The history of airspeed can be traced back to the early days of aviation when pioneers like the Wright brothers were exploring the possibilities of powered flight. In the early days of aviation, aircraft were relatively slow, often reaching speeds of only 50-60 mph (80-97 km/h). However, as technology advanced and engineers developed more powerful engines, aircraft began to reach faster and faster speeds.
In the 1920s and 1930s, airspeed reached a major milestone with the development of air racers, which competed to reach the highest speeds possible. These aircraft, often sleek and aerodynamic, reached speeds of over 200 mph (322 km/h), paving the way for faster and more advanced aircraft in the years to come.

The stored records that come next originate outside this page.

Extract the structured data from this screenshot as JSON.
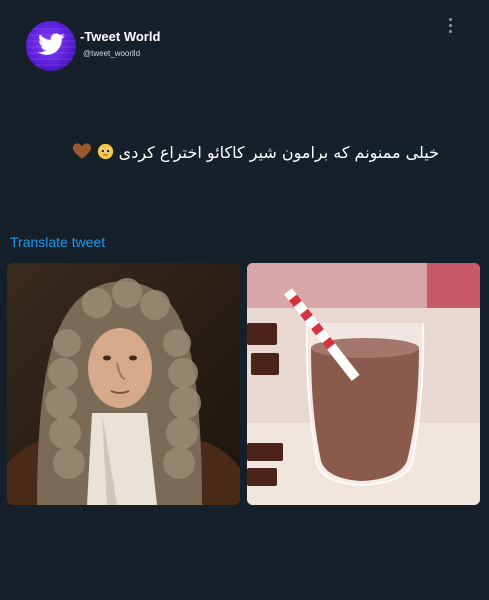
{
  "account": {
    "name": "-Tweet World",
    "handle": "@tweet_woorlld"
  },
  "tweet": {
    "text": "خیلی ممنونم که برامون شیر کاکائو اختراع کردی",
    "emojis": [
      "pleading-face-emoji",
      "brown-heart-emoji"
    ]
  },
  "actions": {
    "translate_label": "Translate tweet",
    "more_icon": "more-vertical-icon"
  },
  "media": [
    {
      "icon": "portrait-photo"
    },
    {
      "icon": "chocolate-milk-photo"
    }
  ],
  "colors": {
    "background": "#15202b",
    "link": "#1d9bf0",
    "avatar": "#6a2cf0"
  }
}
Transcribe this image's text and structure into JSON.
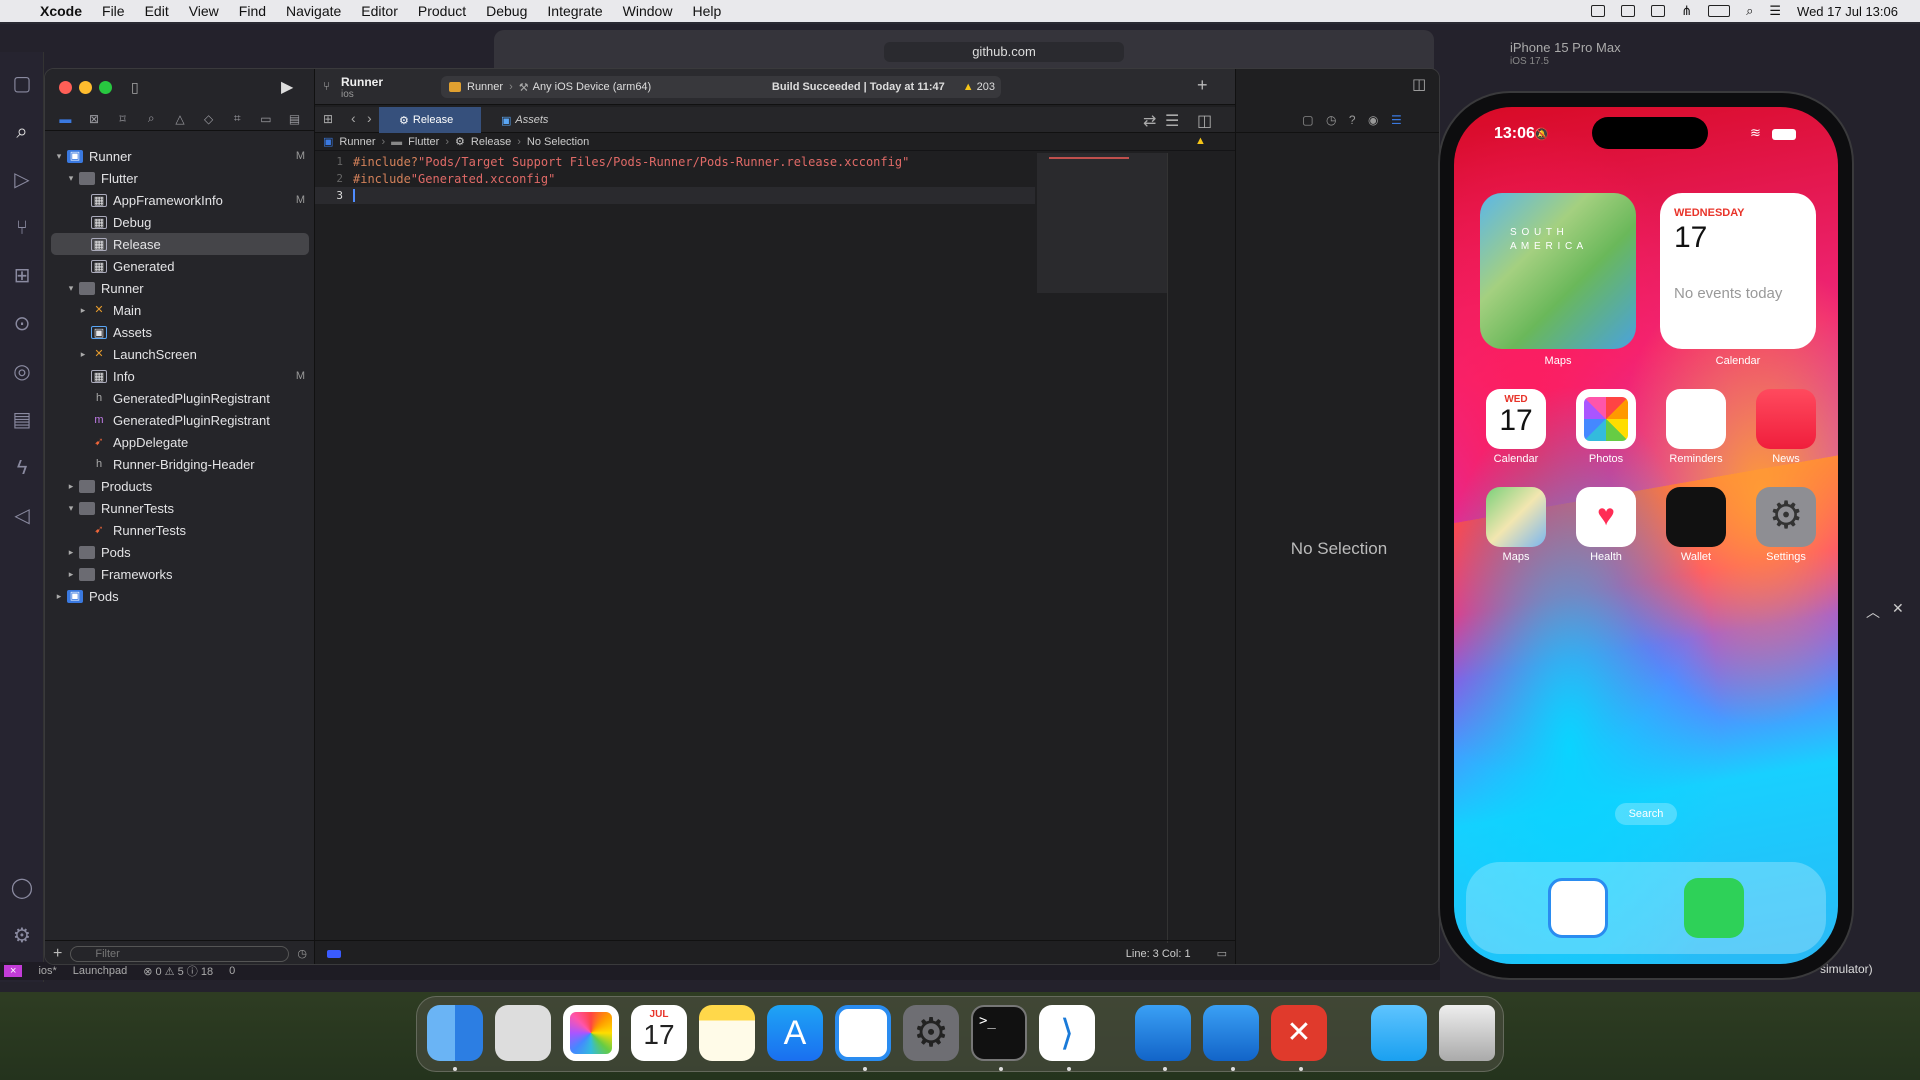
{
  "menubar": {
    "app": "Xcode",
    "items": [
      "File",
      "Edit",
      "View",
      "Find",
      "Navigate",
      "Editor",
      "Product",
      "Debug",
      "Integrate",
      "Window",
      "Help"
    ],
    "datetime": "Wed 17 Jul  13:06"
  },
  "browser": {
    "url": "github.com"
  },
  "sim_header": {
    "device": "iPhone 15 Pro Max",
    "os": "iOS 17.5"
  },
  "xcode": {
    "project_name": "Runner",
    "project_sub": "ios",
    "scheme": "Runner",
    "destination": "Any iOS Device (arm64)",
    "build_status": "Build Succeeded | Today at 11:47",
    "warnings": "203",
    "tabs": [
      "Release",
      "Assets"
    ],
    "breadcrumb": [
      "Runner",
      "Flutter",
      "Release",
      "No Selection"
    ],
    "tree": [
      {
        "label": "Runner",
        "level": 0,
        "icon": "proj",
        "disc": "open",
        "badge": "M"
      },
      {
        "label": "Flutter",
        "level": 1,
        "icon": "folder",
        "disc": "open",
        "badge": ""
      },
      {
        "label": "AppFrameworkInfo",
        "level": 2,
        "icon": "cfg",
        "disc": "",
        "badge": "M"
      },
      {
        "label": "Debug",
        "level": 2,
        "icon": "cfg",
        "disc": "",
        "badge": ""
      },
      {
        "label": "Release",
        "level": 2,
        "icon": "cfg",
        "disc": "",
        "badge": "",
        "selected": true
      },
      {
        "label": "Generated",
        "level": 2,
        "icon": "cfg",
        "disc": "",
        "badge": ""
      },
      {
        "label": "Runner",
        "level": 1,
        "icon": "folder",
        "disc": "open",
        "badge": ""
      },
      {
        "label": "Main",
        "level": 2,
        "icon": "sb",
        "disc": "closed",
        "badge": ""
      },
      {
        "label": "Assets",
        "level": 2,
        "icon": "asset",
        "disc": "",
        "badge": ""
      },
      {
        "label": "LaunchScreen",
        "level": 2,
        "icon": "sb",
        "disc": "closed",
        "badge": ""
      },
      {
        "label": "Info",
        "level": 2,
        "icon": "cfg",
        "disc": "",
        "badge": "M"
      },
      {
        "label": "GeneratedPluginRegistrant",
        "level": 2,
        "icon": "h",
        "disc": "",
        "badge": ""
      },
      {
        "label": "GeneratedPluginRegistrant",
        "level": 2,
        "icon": "m",
        "disc": "",
        "badge": ""
      },
      {
        "label": "AppDelegate",
        "level": 2,
        "icon": "sw",
        "disc": "",
        "badge": ""
      },
      {
        "label": "Runner-Bridging-Header",
        "level": 2,
        "icon": "h",
        "disc": "",
        "badge": ""
      },
      {
        "label": "Products",
        "level": 1,
        "icon": "folder",
        "disc": "closed",
        "badge": ""
      },
      {
        "label": "RunnerTests",
        "level": 1,
        "icon": "folder",
        "disc": "open",
        "badge": ""
      },
      {
        "label": "RunnerTests",
        "level": 2,
        "icon": "sw",
        "disc": "",
        "badge": ""
      },
      {
        "label": "Pods",
        "level": 1,
        "icon": "folder",
        "disc": "closed",
        "badge": ""
      },
      {
        "label": "Frameworks",
        "level": 1,
        "icon": "folder",
        "disc": "closed",
        "badge": ""
      },
      {
        "label": "Pods",
        "level": 0,
        "icon": "proj",
        "disc": "closed",
        "badge": ""
      }
    ],
    "code": [
      {
        "n": "1",
        "pre": "#include?",
        "str": " \"Pods/Target Support Files/Pods-Runner/Pods-Runner.release.xcconfig\""
      },
      {
        "n": "2",
        "pre": "#include",
        "str": " \"Generated.xcconfig\""
      },
      {
        "n": "3",
        "pre": "",
        "str": ""
      }
    ],
    "filter_placeholder": "Filter",
    "status": "Line: 3  Col: 1",
    "inspector_empty": "No Selection"
  },
  "vscode_status": {
    "branch": "ios*",
    "launchpad": "Launchpad",
    "counts": "⊗ 0 ⚠ 5 ⓘ 18",
    "ports": "0",
    "simulator": "simulator)"
  },
  "phone": {
    "time": "13:06",
    "widget_maps_label": "Maps",
    "map_text_1": "S O U T H",
    "map_text_2": "A M E R I C A",
    "widget_cal_day": "WEDNESDAY",
    "widget_cal_date": "17",
    "widget_cal_events": "No events today",
    "widget_cal_label": "Calendar",
    "apps_row1": [
      "Calendar",
      "Photos",
      "Reminders",
      "News"
    ],
    "apps_row2": [
      "Maps",
      "Health",
      "Wallet",
      "Settings"
    ],
    "cal_icon_day": "WED",
    "cal_icon_date": "17",
    "search": "Search"
  },
  "dock": {
    "cal_month": "JUL",
    "cal_date": "17"
  },
  "colors": {
    "accent": "#3a79e0",
    "selection": "#454549",
    "warning": "#f5c518"
  }
}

During World War II, aircraft design and technology reached new heights, as the major powers raced to develop faster and more capable aircraft. The introduction of jet engines marked a major turning point in the evolution of airspeed, as aircraft were suddenly capable of reaching speeds in excess of 500 mph (800 km/h).
In the decades since World War II, airspeed has continued to evolve and advance, with aircraft reaching faster and faster speeds. Today, military aircraft can reach speeds in excess of Mach 2, while commercial airliners can reach speeds of up to 600 mph (960 km/h).
Airspeed is measured using a variety of instruments, including airspeed indicators, pitot-static tubes, and GPS systems. These instruments measure the speed of the aircraft relative to the air around it, providing pilots with essential information about the speed and performance of their aircraft.
Airspeed indicators are among the most common instruments used to measure airspeed and work by measuring the difference in pressure between the air entering the pitot-static tube and the air surrounding the aircraft. This information is then displayed on the airspeed indicator, which provides the pilot with a real-time reading of the aircraft’s speed.
Pitot-static tubes are another common instrument used to measure airspeed and work by measuring the difference in pressure between the air entering the tube and the air surrounding the aircraft. This information is then transmitted to the airspeed indicator, where it is displayed as the aircraft’s speed.
GPS systems are also becoming increasingly popular as a means of measuring airspeed, as they provide a highly accurate and reliable reading of the aircraft’s speed and location. GPS systems use satellites to determine the speed and position of the aircraft, providing pilots with precise information about their speed and performance. In addition, GPS systems can also provide real-time weather information, enabling pilots to make more informed decisions about their flight plans and adjust their speed as necessary.
In conclusion, measuring airspeed is an important aspect of aviation, as it provides pilots with essential information about the performance and speed of their aircraft. Whether using airspeed indicators, pitot-static tubes, or GPS systems, it is important for pilots to have accurate and reliable information about their speed and performance in order to make informed decisions and fly safely.
In this blog post, we explored the fascinating world of airspeed, from the different types of airspeed to the various factors that can impact airspeed and the historical evolution of airspeed. Whether you’re a seasoned aviator or simply curious about the world of aviation, we hope that this blog post provided you with a deeper understanding of airspeed and the important role it plays in the field of aviation.